Hello. Thanks Pall for your manifesto and your explanation.
I on my part do not agree at all with your manifesto.
Let me explain point by point, hopefully it'll be constructive and interactive ;)
Netart 2.0 is not net.art
Do you mean net art? web art? internet art? When I read the following text, I get the feeling you understand the creative net started with the web. There have been works done before (e.g. using news groups and FirstClass communities), and these well before 1991 and I feel the distinction is necessary for the coherence of a manifesto that would speak to novice but also old-timers. The web's just the tip of the history of online art and I am not sure I understand well what you are focusing on. When you speak about casual internet users, I believe you mean web, and mass-media-like consumers. But then again you state in a further point that: 'Netart 2.0 is not dependent upon The World Wide Web'. I'm a bit stuck there in the comprehension of your text.
By that I understand you mean the content is dynamically generated acording to both the human and the machine context, giving life to a creative avatar. Again, it seems essential to me that if you're speaking of the web, since the early years net art was dynamic. In fact it was already before the web, thought there weren't as many viewers-consumers to check it out and the communities where more focused and less generalist. It is true the trend is towards more than an simple html web page collection including hyperlinks, but this doesn't seem enough to define a second generation of net art, or at least not like that.

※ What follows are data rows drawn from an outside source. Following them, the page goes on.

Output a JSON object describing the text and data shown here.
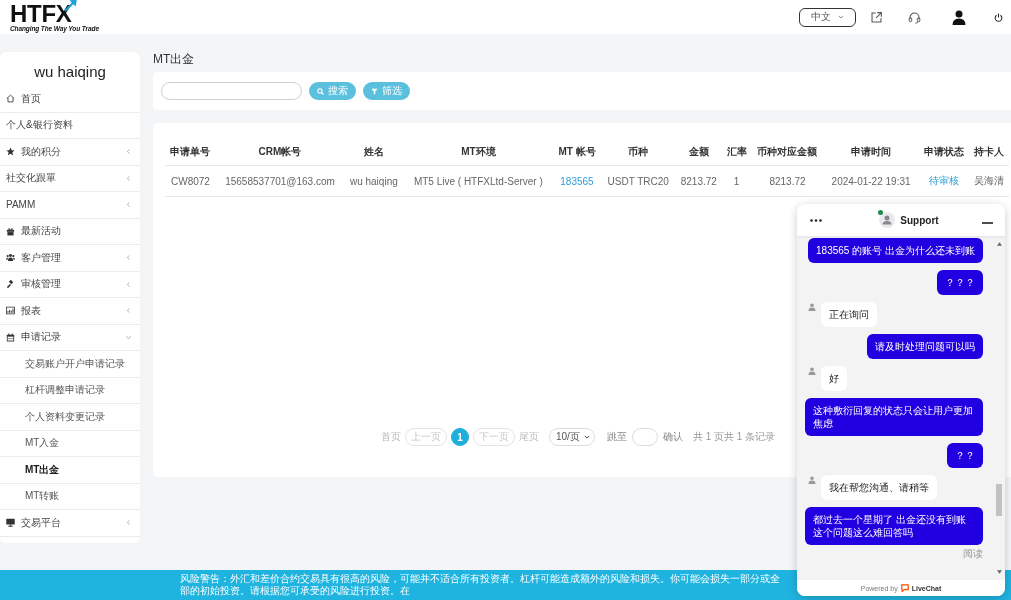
{
  "header": {
    "logo": {
      "wordmark": "HTFX",
      "tagline": "Changing The Way You Trade"
    },
    "language": "中文"
  },
  "sidebar": {
    "user_name": "wu haiqing",
    "items": [
      {
        "label": "首页",
        "kind": "link",
        "selected": false
      },
      {
        "label": "个人&银行资料",
        "kind": "link",
        "selected": false
      },
      {
        "label": "我的积分",
        "kind": "menu",
        "selected": false,
        "expanded": false
      },
      {
        "label": "社交化跟單",
        "kind": "menu",
        "selected": false,
        "expanded": false
      },
      {
        "label": "PAMM",
        "kind": "menu",
        "selected": false,
        "expanded": false
      },
      {
        "label": "最新活动",
        "kind": "link",
        "selected": false
      },
      {
        "label": "客户管理",
        "kind": "menu",
        "selected": false,
        "expanded": false
      },
      {
        "label": "审核管理",
        "kind": "menu",
        "selected": false,
        "expanded": false
      },
      {
        "label": "报表",
        "kind": "menu",
        "selected": false,
        "expanded": false
      },
      {
        "label": "申请记录",
        "kind": "menu",
        "selected": false,
        "expanded": true,
        "children": [
          {
            "label": "交易账户开户申请记录",
            "selected": false
          },
          {
            "label": "杠杆调整申请记录",
            "selected": false
          },
          {
            "label": "个人资料变更记录",
            "selected": false
          },
          {
            "label": "MT入金",
            "selected": false
          },
          {
            "label": "MT出金",
            "selected": true
          },
          {
            "label": "MT转账",
            "selected": false
          }
        ]
      },
      {
        "label": "交易平台",
        "kind": "menu",
        "selected": false,
        "expanded": false
      }
    ]
  },
  "page_title": "MT出金",
  "filter_bar": {
    "search_button": "搜索",
    "filter_button": "筛选"
  },
  "table": {
    "columns": [
      {
        "label": "申请单号",
        "kind": "text"
      },
      {
        "label": "CRM帐号",
        "kind": "text"
      },
      {
        "label": "姓名",
        "kind": "text"
      },
      {
        "label": "MT环境",
        "kind": "text"
      },
      {
        "label": "MT 帐号",
        "kind": "link"
      },
      {
        "label": "币种",
        "kind": "text"
      },
      {
        "label": "金额",
        "kind": "text"
      },
      {
        "label": "汇率",
        "kind": "text"
      },
      {
        "label": "币种对应金额",
        "kind": "text"
      },
      {
        "label": "申请时间",
        "kind": "text"
      },
      {
        "label": "申请状态",
        "kind": "link"
      },
      {
        "label": "持卡人",
        "kind": "text"
      }
    ],
    "rows": [
      {
        "cells": [
          "CW8072",
          "15658537701@163.com",
          "wu haiqing",
          "MT5 Live ( HTFXLtd-Server )",
          "183565",
          "USDT TRC20",
          "8213.72",
          "1",
          "8213.72",
          "2024-01-22 19:31",
          "待审核",
          "吴海清"
        ]
      }
    ]
  },
  "pagination": {
    "first": {
      "label": "首页",
      "disabled": true
    },
    "prev": {
      "label": "上一页",
      "disabled": true
    },
    "pages": [
      {
        "label": "1",
        "selected": true
      }
    ],
    "next": {
      "label": "下一页",
      "disabled": true
    },
    "last": {
      "label": "尾页",
      "disabled": true
    },
    "page_size": "10/页",
    "jump_label": "跳至",
    "confirm": "确认",
    "summary": "共 1 页共 1 条记录"
  },
  "chat": {
    "title": "Support",
    "online": true,
    "messages": [
      {
        "kind": "visitor",
        "text": "183565 的账号 出金为什么还未到账"
      },
      {
        "kind": "visitor",
        "text": "？？？"
      },
      {
        "kind": "agent",
        "text": "正在询问"
      },
      {
        "kind": "visitor",
        "text": "请及时处理问题可以吗"
      },
      {
        "kind": "agent",
        "text": "好"
      },
      {
        "kind": "visitor",
        "text": "这种敷衍回复的状态只会让用户更加焦虑"
      },
      {
        "kind": "visitor",
        "text": "？？"
      },
      {
        "kind": "agent",
        "text": "我在帮您沟通、请稍等"
      },
      {
        "kind": "visitor",
        "text": "都过去一个星期了 出金还没有到账这个问题这么难回答吗"
      }
    ],
    "read_receipt": "阅读",
    "powered_by": "Powered by",
    "brand": "LiveChat"
  },
  "footer": {
    "risk_warning": "风险警告：外汇和差价合约交易具有很高的风险，可能并不适合所有投资者。杠杆可能造成额外的风险和损失。你可能会损失一部分或全部的初始投资。请根据您可承受的风险进行投资。在"
  }
}
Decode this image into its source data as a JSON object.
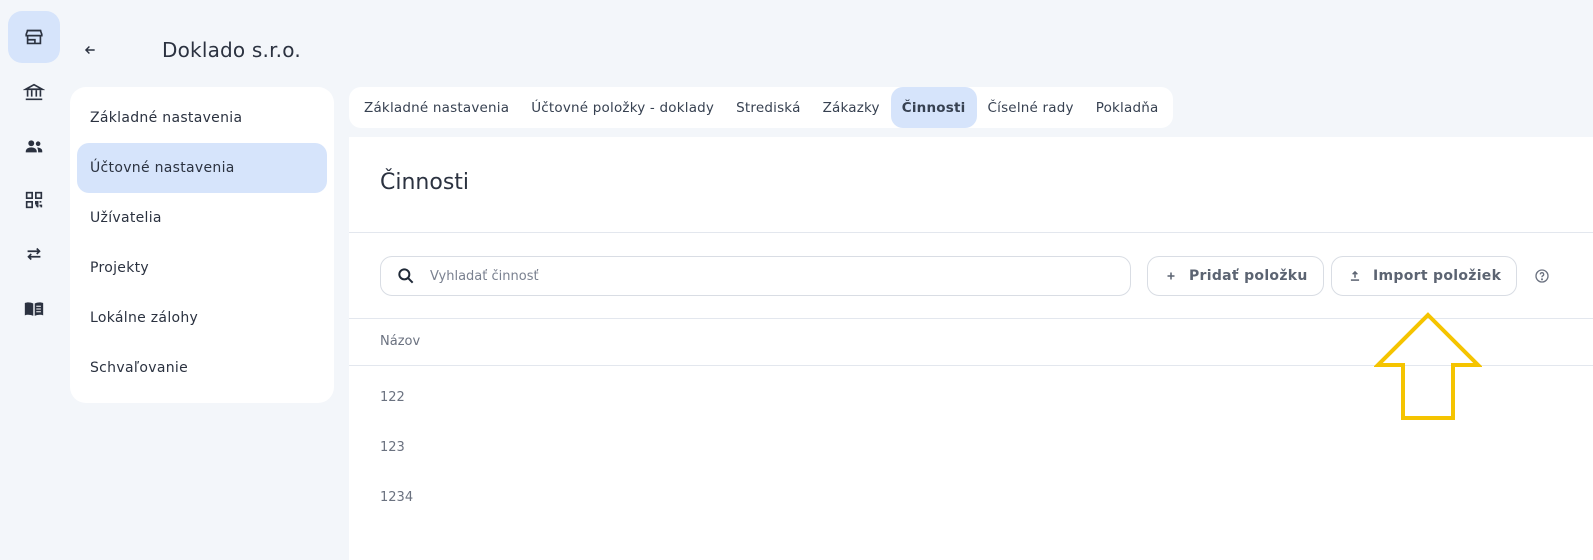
{
  "header": {
    "company_name": "Doklado s.r.o."
  },
  "rail": {
    "items": [
      {
        "icon": "store-icon",
        "active": true
      },
      {
        "icon": "bank-icon",
        "active": false
      },
      {
        "icon": "users-icon",
        "active": false
      },
      {
        "icon": "qr-code-icon",
        "active": false
      },
      {
        "icon": "transfer-icon",
        "active": false
      },
      {
        "icon": "book-icon",
        "active": false
      }
    ]
  },
  "settings_menu": {
    "items": [
      {
        "label": "Základné nastavenia"
      },
      {
        "label": "Účtovné nastavenia"
      },
      {
        "label": "Užívatelia"
      },
      {
        "label": "Projekty"
      },
      {
        "label": "Lokálne zálohy"
      },
      {
        "label": "Schvaľovanie"
      }
    ],
    "active_index": 1
  },
  "tabs": {
    "items": [
      {
        "label": "Základné nastavenia"
      },
      {
        "label": "Účtovné položky - doklady"
      },
      {
        "label": "Strediská"
      },
      {
        "label": "Zákazky"
      },
      {
        "label": "Činnosti"
      },
      {
        "label": "Číselné rady"
      },
      {
        "label": "Pokladňa"
      }
    ],
    "active_index": 4
  },
  "section": {
    "title": "Činnosti"
  },
  "search": {
    "placeholder": "Vyhladať činnosť",
    "value": ""
  },
  "toolbar": {
    "add_label": "Pridať položku",
    "import_label": "Import položiek"
  },
  "table": {
    "columns": [
      "Názov"
    ],
    "rows": [
      {
        "name": "122"
      },
      {
        "name": "123"
      },
      {
        "name": "1234"
      }
    ]
  },
  "colors": {
    "accent_bg": "#d6e4fb",
    "annotation_arrow": "#f5c400",
    "page_bg": "#f3f6fa"
  }
}
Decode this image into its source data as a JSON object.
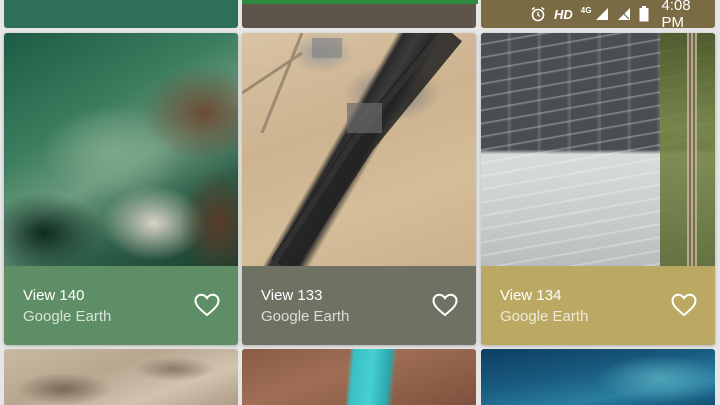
{
  "status_bar": {
    "hd": "HD",
    "network": "4G",
    "time": "4:08 PM"
  },
  "cards": [
    {
      "title": "View 140",
      "subtitle": "Google Earth",
      "footer_color": "#5e8e66"
    },
    {
      "title": "View 133",
      "subtitle": "Google Earth",
      "footer_color": "#6f7262"
    },
    {
      "title": "View 134",
      "subtitle": "Google Earth",
      "footer_color": "#bba963"
    }
  ],
  "icons": {
    "favorite": "heart-outline-icon",
    "alarm": "alarm-clock-icon",
    "signal": "signal-icon",
    "battery": "battery-icon"
  },
  "colors": {
    "background": "#e6e6e6",
    "active_indicator": "#2d8a3e"
  }
}
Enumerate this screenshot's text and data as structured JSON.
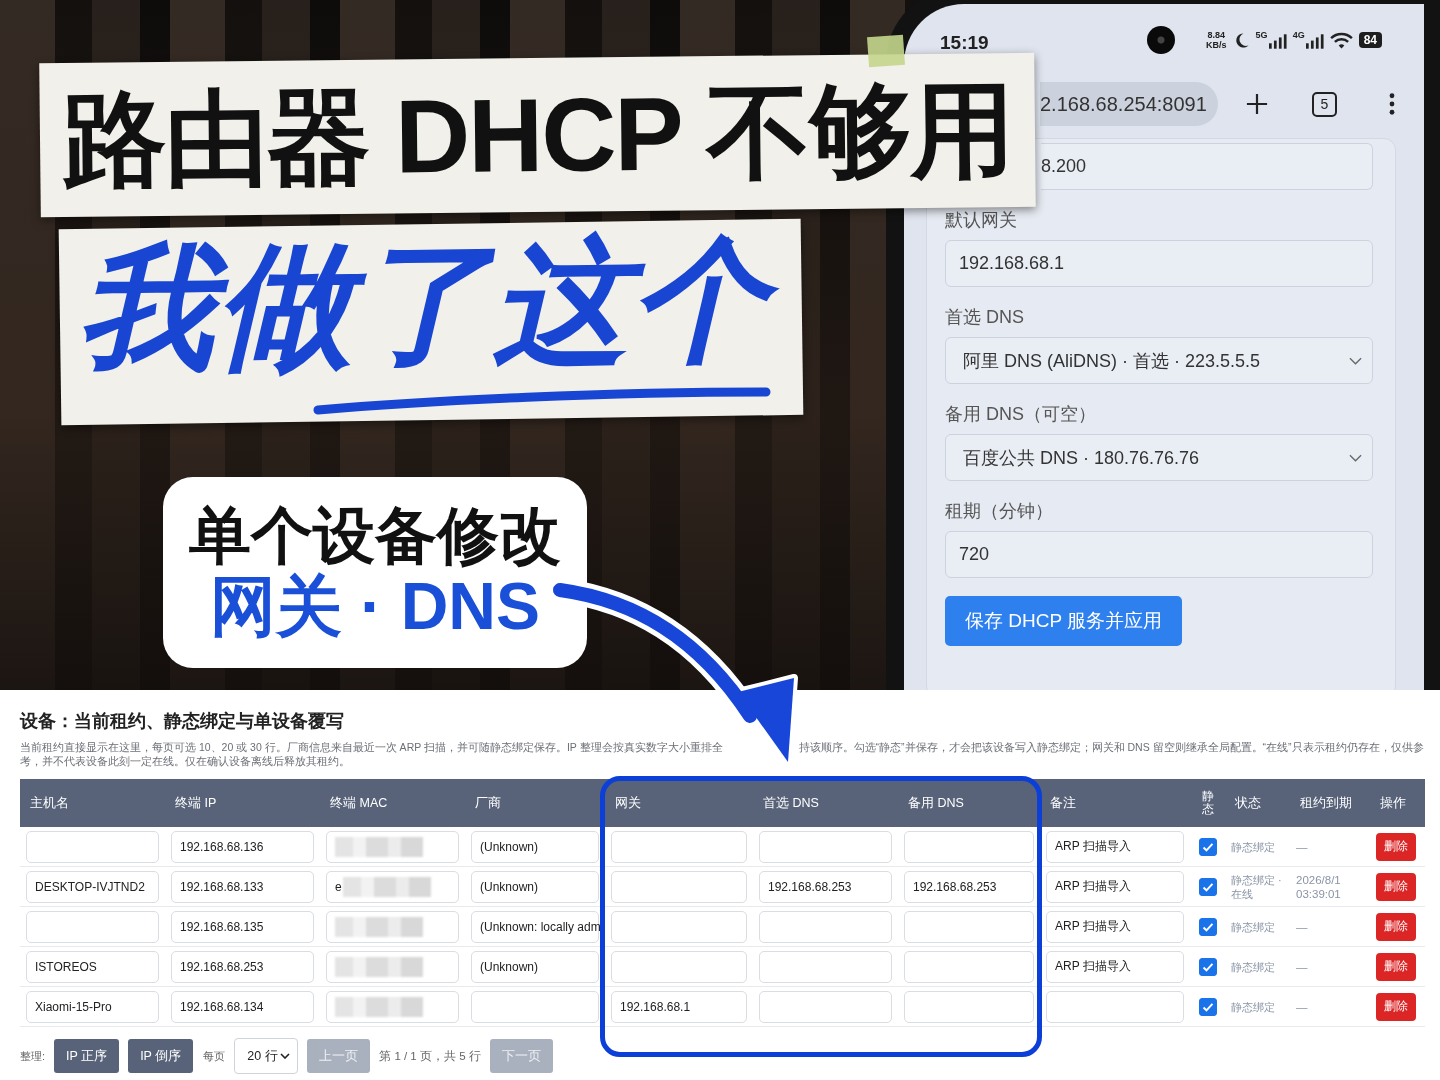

Netart 2.0 cannot function without an active network connection
I don't understand how you can talk about net art without the net. You may have a representation of net art that is disconnected but it will just be that, a passive representation of net art and not net art. I believe you might misunderstand net art 1.0 as software art or multimedia.
Netart 2.0 may or may not be interactive
In my understanding net art requires a network to be, therefore an interaction between at least two entities (human or machine). I believe the term 'viewer' needs a better definition for your manifesto. Also,on the internet there is required interaction as it is a fundamental of even the earliest web pages (hypertext). Interactivity is what generated net art.
Netart 2.0 may or may not be accessible on-line
Do you mean there can be an offline network for net art to exist? And does the real-world correspond to this new environment for net art 2.0? (I have a small definition of web 3.0 as 'the biological, digital analog web where information is made of a plethora of digital values coalesced for sense and linked to the real-world by analog interfaces' on http://www.zzz.ch/bootymachine/web3.0/ , maybe it can relate to this, I'd be happy to get your feedback).
Netart 2.0 is not science
Here, I don't understand why and how you can exclude the science in net art (or online art). Basically working with media protocols to put the work online already induces a bias in the work that just doesn't make it artist-only-created. All who creates using these tools know what the limitations inherent to protocols can do to the creative process, and to me it is part science not to be random noise (even if it is beautiful noise). My personal view is that you can simply not say that of any net art, as there is automatically some part of science in the use of language.
Finally, I just want to say I really don't see much in your manifesto that defines 'newness' from what net art is (I mean v1.0). Most of what you state was already there since a long time, but it is true most casual-viewers' online experience dates only from a few years at max. Maybe there should first be a manifesto to better define net art 1.0 ?
Thanks again for your thoughts, the discussion is indeed very interesting!
experimental groove experiment
Le 1 avr. 08 à 13:00, email@example.com
a écrit :
Netart 2.0: A Manifesto of Variable Manifestation
Initial draft October 18, 2006
Netart 2.0 is not net.art
++The internet has changed a lot in recent years. Casual Internet
users have become content producers as well as content consumers.
These shifts in the way the public uses the internet is reflected in
more recent netart.